Why Teens Need Edgy Fiction

Presented at ALAN, November 2003

I write dark and edgy fiction and sometimes the question arises—why? What is the need to uncover and peer to the dangerous recesses of human behavior for our teens? Is it necessary?
I, obviously, think it is.

Once, I either read or heard--I was wool gathering and I haven’t a clue where I got this—but it was something like-- teens have no place in their brain for predicting a future consequence—for themselves. After I came out of my fog, I began using this idea in teaching. When a student did something that brought him or her onto my-- you don’t want to be here-- radar screen, I would ask “What did you think would happen?” If the student had a fight with another student the “puncher” thought the other person would “get theirs” meaning that the “punchee” would end up bleeding. But when I asked “What did you think would happen to you? I always got the same answer. Always. “I don’t know.”
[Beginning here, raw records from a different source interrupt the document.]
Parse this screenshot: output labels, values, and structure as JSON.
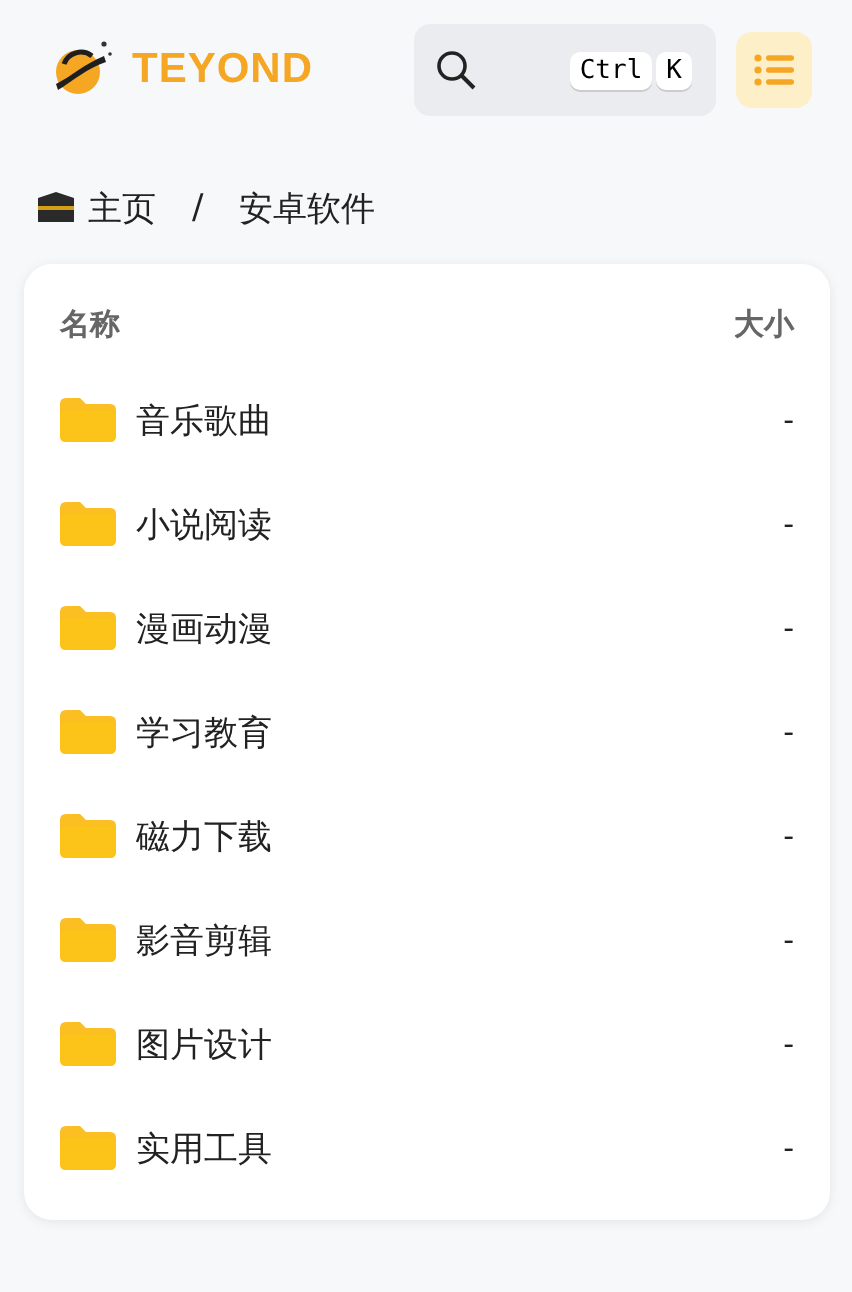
{
  "header": {
    "brand": "TEYOND",
    "search": {
      "keys": [
        "Ctrl",
        "K"
      ]
    }
  },
  "breadcrumb": [
    "主页",
    "安卓软件"
  ],
  "breadcrumb_separator": "/",
  "table": {
    "columns": [
      "名称",
      "大小"
    ],
    "rows": [
      {
        "name": "音乐歌曲",
        "size": "-"
      },
      {
        "name": "小说阅读",
        "size": "-"
      },
      {
        "name": "漫画动漫",
        "size": "-"
      },
      {
        "name": "学习教育",
        "size": "-"
      },
      {
        "name": "磁力下载",
        "size": "-"
      },
      {
        "name": "影音剪辑",
        "size": "-"
      },
      {
        "name": "图片设计",
        "size": "-"
      },
      {
        "name": "实用工具",
        "size": "-"
      }
    ]
  }
}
Maybe that’s one of the defining issues that separate teens from adults: the ability to see and appreciate the future consequences of one’s actions. A teen will time and again embark upon a course of action without much if any thought to what exactly will happen to him or her as a result.

There are some common dark urges in teens. Rage against teachers, parents other students. Suicide. And there are dark and edgy books that address those issues.

In the classic, KILLING MR. GRIFFIN, a harsh, by-the-book-teacher is kidnapped and subsequently dies.
MARTYN PIG by Kevin Brooks—Martyn accidentally kills his non-lamented father and covers up the crime.

And in my own SHATTERING GLASS four boys beat a schoolmate to death.

One common thing these books share—a stray thought or two might have been tossed in the direction of future outcome—the consequences the teens in these books saw were unrealistic at best. And they had no adult guide.

I think our edgy YA writers are serving today’s teens a bit like the Brother’s Grimm served generations of younger readers. We show our readers the dark woods in hope that they won’t venture into them.

The teen years can be wonderful. So much happens in such a short span. But that also makes it confusing; a whirlwind of change and change is sometimes frightening, especially if one doesn’t have a guide. There are many paths and a few lead into dark, dangerous places and some of those places are one-way trails.

Many teens want to wander down those trails they long to look into the abyss. And dark and edgy books are a wonderful safety valve. These books are a way to peer into that abyss without actually standing on the edge and taking the chance of toppling over. One big step removed. I want teens to see that the abyss is dark, it is frightening and it is much too permanent—choose another path.

I don’t want YA fiction to be moralistic. I don’t want a YA book to be a cautionary tale. I do want the reader to live their darkness in fiction, to get the rage out, and to suffer the consequences on the page. The reader can work through natural teen confusion, despair, rage, and pain, but allow the character to walk in the dark woods, let the character commit the violence, and let the reader suffer the character’s consequences vicariously.